Enacting gender in reproductive medicine.
Roberts, C. 2006 In: Prenatal testing: individual decision or distributed action?. München : Profil p. 87-100. 14 p.
Medicine and the sexual body.
Roberts, C. 2006 In: Handboook of the new sexuality studies. New York, London : Routledge p. 88-96. 9 p. ISBN: 0415386489.
What can I do to help myself? : Somatic individuality and contemporary hormonal bodies.
Roberts, C. 2006 In: Science Studies. 19, 2, p. 54-76. 23 p.
Experiencing new forms of genetic choice: Findings from an ethnographic study of preimplantation genetic diagnosis.
Roberts, C., Franklin, S. 2004 In: Human Fertility. 7, 4, p. 285-293. 9 p.
Faking it: the story of 'Ohh!'.
Roberts, C., Kippax, S., Waldby, C., Crawford, J. 2004 In: Sexualities: Identities, Behaviors, and Society. Oxford : Oxford University Press p. 266-274. 9 p. ISBN: 978-0195157604.
Sex, Race and ‘Unnatural’ Difference: Tracking the Chiastic Logic of Menopause-Related Discourses.
Roberts,, C. 2004 In: European Journal of Women's Studies. 11, 1, p. 27-44. 18 p.
Drowning in a Sea of Estrogens: sex hormones, sexual reproduction and sex.
Roberts, C.M. 1/05/2003 In: Sexualities. 6, 2, p. 195-213. 19 p.
An evidence based on specialist breast nurse role in practice : a multi-centre implementation study.
Roberts, C., National Breast Cancer Centre's Specialist Breast Care Project Team, T. 03/2003 In: European Journal of Cancer Care. 12, 1, p. 91-97. 7 p.

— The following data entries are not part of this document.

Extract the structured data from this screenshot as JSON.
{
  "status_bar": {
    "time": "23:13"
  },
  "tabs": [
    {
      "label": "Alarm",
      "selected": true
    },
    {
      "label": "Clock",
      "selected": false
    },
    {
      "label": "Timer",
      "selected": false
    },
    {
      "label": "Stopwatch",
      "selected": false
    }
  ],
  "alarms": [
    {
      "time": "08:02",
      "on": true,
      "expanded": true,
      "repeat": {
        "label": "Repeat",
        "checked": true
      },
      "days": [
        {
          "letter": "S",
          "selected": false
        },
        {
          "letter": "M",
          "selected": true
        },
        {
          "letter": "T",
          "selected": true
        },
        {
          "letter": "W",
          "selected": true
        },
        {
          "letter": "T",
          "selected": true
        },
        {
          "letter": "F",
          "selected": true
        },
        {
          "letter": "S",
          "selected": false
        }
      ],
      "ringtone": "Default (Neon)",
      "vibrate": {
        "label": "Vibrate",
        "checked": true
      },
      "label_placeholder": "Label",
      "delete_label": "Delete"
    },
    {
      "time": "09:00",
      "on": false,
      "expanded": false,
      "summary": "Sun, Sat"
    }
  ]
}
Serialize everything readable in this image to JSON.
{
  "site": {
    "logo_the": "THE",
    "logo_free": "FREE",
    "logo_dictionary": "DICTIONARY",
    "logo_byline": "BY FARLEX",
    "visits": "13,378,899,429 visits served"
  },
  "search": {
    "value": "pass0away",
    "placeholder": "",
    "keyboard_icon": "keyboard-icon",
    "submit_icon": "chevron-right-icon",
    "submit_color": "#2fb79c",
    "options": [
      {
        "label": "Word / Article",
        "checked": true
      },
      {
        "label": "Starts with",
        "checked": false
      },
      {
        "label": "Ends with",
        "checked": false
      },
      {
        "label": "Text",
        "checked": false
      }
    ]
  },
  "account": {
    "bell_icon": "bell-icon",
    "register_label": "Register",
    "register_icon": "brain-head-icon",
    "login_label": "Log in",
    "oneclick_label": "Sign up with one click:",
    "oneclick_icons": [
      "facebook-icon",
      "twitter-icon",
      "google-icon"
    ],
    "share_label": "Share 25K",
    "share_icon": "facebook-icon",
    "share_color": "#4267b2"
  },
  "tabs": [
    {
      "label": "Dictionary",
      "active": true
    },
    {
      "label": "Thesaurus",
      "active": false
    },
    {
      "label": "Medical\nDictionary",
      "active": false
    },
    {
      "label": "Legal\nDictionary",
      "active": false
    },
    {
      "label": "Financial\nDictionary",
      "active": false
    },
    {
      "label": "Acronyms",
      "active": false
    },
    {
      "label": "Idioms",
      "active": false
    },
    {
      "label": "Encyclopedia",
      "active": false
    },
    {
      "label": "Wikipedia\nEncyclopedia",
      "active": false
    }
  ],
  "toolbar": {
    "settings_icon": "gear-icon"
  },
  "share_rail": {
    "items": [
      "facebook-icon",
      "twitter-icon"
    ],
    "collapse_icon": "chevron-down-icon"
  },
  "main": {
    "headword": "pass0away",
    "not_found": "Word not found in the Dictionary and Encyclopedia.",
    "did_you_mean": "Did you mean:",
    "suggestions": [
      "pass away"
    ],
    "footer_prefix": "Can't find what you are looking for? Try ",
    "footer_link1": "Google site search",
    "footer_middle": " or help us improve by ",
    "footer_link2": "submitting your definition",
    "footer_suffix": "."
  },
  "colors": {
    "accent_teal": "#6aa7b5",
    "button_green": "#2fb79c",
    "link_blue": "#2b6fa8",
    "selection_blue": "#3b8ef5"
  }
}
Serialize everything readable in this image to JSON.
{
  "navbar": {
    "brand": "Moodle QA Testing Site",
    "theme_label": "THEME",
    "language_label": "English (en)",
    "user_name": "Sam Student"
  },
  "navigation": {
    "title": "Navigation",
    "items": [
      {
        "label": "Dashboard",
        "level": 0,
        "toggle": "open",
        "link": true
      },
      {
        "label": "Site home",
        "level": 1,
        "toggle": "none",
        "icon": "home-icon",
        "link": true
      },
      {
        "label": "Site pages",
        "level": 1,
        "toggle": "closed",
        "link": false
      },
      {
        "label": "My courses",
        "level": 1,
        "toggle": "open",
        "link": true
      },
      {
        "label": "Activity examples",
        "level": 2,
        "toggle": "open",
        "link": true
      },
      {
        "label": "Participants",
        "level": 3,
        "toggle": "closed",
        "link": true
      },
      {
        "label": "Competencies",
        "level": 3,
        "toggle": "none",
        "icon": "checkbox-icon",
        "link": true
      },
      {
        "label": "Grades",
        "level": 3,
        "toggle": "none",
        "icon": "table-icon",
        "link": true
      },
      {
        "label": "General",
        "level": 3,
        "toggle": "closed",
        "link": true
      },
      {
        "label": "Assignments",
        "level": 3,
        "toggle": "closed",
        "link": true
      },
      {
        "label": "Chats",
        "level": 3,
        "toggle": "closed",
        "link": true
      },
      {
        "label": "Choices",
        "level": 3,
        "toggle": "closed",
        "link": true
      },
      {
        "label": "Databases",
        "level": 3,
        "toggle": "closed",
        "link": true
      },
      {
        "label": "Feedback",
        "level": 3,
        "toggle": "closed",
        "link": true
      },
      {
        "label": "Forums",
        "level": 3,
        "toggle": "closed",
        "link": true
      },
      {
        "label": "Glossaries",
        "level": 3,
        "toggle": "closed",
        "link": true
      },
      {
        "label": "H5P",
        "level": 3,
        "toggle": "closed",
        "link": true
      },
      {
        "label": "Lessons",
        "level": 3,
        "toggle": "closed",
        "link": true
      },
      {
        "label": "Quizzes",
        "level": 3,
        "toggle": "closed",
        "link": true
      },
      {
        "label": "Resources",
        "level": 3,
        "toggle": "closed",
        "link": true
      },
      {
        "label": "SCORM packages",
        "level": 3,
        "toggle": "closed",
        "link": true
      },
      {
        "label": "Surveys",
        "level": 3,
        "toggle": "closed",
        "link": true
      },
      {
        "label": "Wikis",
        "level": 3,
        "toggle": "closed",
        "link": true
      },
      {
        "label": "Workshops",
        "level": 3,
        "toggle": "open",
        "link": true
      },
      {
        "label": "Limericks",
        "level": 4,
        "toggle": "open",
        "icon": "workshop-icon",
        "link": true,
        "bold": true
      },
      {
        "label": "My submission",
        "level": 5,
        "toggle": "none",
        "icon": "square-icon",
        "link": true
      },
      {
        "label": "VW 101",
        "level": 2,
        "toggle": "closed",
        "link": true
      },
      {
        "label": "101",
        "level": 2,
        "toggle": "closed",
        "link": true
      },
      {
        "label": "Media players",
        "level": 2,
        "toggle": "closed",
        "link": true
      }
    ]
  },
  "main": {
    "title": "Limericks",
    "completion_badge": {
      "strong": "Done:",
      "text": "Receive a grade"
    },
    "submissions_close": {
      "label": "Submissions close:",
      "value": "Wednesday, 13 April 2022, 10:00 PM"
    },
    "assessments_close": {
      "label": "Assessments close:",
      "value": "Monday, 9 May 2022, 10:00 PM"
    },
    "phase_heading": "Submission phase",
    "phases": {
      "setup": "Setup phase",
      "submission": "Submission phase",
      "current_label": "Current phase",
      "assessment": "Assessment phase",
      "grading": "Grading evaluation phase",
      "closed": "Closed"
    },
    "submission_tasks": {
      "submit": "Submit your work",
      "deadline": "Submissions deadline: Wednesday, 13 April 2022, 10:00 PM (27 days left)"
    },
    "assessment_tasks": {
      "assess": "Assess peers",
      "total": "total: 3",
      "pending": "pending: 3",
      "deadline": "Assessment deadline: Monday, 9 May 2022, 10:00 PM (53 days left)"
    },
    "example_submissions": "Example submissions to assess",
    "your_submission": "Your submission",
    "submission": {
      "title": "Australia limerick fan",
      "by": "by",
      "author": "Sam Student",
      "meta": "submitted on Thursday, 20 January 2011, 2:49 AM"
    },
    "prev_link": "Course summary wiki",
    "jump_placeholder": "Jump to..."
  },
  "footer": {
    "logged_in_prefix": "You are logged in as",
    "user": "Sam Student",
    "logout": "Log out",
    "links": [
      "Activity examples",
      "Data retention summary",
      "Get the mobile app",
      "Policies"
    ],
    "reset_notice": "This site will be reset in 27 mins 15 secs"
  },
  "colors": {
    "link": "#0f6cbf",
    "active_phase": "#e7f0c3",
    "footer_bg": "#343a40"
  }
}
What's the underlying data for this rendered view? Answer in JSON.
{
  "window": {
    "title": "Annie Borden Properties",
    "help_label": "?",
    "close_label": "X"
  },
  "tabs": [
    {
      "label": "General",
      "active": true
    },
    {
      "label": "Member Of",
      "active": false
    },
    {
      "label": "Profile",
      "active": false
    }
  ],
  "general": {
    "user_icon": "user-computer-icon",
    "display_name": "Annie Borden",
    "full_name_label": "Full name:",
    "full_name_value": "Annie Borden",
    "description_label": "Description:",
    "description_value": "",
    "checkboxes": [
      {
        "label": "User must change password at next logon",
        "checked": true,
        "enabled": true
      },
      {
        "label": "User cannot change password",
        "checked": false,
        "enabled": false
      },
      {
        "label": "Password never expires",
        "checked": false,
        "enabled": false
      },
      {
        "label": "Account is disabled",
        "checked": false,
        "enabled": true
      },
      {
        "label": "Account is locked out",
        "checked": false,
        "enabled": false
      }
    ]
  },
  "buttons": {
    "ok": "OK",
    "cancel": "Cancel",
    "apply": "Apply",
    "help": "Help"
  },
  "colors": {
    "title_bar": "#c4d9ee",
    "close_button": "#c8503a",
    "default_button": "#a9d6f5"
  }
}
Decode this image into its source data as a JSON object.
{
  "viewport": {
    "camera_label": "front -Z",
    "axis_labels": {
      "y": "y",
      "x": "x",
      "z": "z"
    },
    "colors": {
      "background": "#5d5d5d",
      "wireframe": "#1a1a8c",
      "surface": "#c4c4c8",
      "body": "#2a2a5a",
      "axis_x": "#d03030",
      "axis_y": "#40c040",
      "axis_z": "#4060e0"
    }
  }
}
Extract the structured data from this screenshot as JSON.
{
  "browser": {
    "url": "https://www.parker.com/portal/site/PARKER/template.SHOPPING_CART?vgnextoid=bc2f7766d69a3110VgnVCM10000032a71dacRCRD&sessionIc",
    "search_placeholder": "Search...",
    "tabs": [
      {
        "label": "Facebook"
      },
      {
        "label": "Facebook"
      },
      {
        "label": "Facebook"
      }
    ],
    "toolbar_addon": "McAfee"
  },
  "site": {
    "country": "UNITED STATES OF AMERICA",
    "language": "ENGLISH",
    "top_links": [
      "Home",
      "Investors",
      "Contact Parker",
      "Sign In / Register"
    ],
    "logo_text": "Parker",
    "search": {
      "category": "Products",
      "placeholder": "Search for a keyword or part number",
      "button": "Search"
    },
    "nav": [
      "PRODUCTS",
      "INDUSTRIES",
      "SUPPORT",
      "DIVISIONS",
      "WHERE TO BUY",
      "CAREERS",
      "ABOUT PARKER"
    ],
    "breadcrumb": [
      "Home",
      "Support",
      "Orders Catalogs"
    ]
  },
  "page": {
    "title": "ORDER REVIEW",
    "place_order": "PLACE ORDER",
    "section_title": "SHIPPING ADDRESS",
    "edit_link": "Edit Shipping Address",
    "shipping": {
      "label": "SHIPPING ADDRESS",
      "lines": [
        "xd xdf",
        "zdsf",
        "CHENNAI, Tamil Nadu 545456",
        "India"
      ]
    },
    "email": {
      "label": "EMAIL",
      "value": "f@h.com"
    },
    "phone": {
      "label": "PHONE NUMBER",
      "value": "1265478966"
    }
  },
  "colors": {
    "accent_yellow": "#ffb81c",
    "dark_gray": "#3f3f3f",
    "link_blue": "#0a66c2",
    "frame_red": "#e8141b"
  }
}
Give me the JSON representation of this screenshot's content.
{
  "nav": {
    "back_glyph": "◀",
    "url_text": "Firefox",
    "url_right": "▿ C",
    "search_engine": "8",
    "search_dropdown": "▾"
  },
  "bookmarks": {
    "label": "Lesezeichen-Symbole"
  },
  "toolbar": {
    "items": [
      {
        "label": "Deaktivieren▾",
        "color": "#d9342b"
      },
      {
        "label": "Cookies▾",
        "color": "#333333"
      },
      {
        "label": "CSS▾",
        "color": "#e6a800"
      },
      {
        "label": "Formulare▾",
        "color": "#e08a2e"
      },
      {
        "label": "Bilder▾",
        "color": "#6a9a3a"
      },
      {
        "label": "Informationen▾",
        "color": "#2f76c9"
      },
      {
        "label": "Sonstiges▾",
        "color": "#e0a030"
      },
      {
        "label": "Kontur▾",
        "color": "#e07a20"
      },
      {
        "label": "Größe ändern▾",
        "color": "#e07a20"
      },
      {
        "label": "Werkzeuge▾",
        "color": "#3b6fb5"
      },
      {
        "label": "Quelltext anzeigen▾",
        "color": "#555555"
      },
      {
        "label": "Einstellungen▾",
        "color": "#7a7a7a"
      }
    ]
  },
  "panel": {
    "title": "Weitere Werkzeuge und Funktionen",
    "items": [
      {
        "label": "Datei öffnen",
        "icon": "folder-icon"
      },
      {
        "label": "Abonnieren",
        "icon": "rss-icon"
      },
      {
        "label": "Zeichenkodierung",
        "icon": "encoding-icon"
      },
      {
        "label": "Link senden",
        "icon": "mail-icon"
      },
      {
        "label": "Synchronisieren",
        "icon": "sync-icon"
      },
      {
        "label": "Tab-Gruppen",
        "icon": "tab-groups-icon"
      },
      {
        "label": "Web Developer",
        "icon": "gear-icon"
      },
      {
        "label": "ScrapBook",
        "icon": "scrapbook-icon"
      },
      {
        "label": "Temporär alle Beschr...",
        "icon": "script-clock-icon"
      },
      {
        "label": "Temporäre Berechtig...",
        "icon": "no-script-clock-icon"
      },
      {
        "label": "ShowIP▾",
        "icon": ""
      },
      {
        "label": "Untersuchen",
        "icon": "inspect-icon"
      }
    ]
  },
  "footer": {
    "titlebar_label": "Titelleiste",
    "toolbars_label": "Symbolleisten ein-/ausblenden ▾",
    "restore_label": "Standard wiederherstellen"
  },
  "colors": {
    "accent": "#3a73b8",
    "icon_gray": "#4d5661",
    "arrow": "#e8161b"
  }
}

Successful aging with hormone replacement therapy: It may be sexist, but what if it works.
Roberts, C.M. 1/03/2002 In: Science as Culture. 11, 1, p. 39-59. 21 p.
Critical consumers : ideas for breast cancer advocacy.
Roberts, C. 2002 In: Queensland Women's Health Journal. 1, 1, p. 5-16. 12 p.
A matter of embodied fact : sex hormones and the history of bodies.
Roberts, C. 04/2001 In: Feminist Theory. 3, 1, p. 7-26. 20 p.
FP7: Prescriptive Prescriptions: Pharmaceuticals and Healthy Subjectivities
01/08/2011 → …
Living Data: Making sense of health biosensors
01/05/2011 → 30/04/2015
ESRC Studentship for Rebecca Fish ES/H037594/1
01/10/2010 → 16/04/2016
Early Onset Puberty
01/01/2010 → 31/12/2014
01/02/2009 → 30/04/2012
01/03/2008 → …
Healthcare at home? New technologies and responsibilities across diverse EU systems and cultures
01/02/2006 → 30/09/2009
ITEMS - Identifying Trends in European Medical Space
01/06/2003 → 30/09/2006
Centre for Gender and Women's Studies Research Day
Participation in conference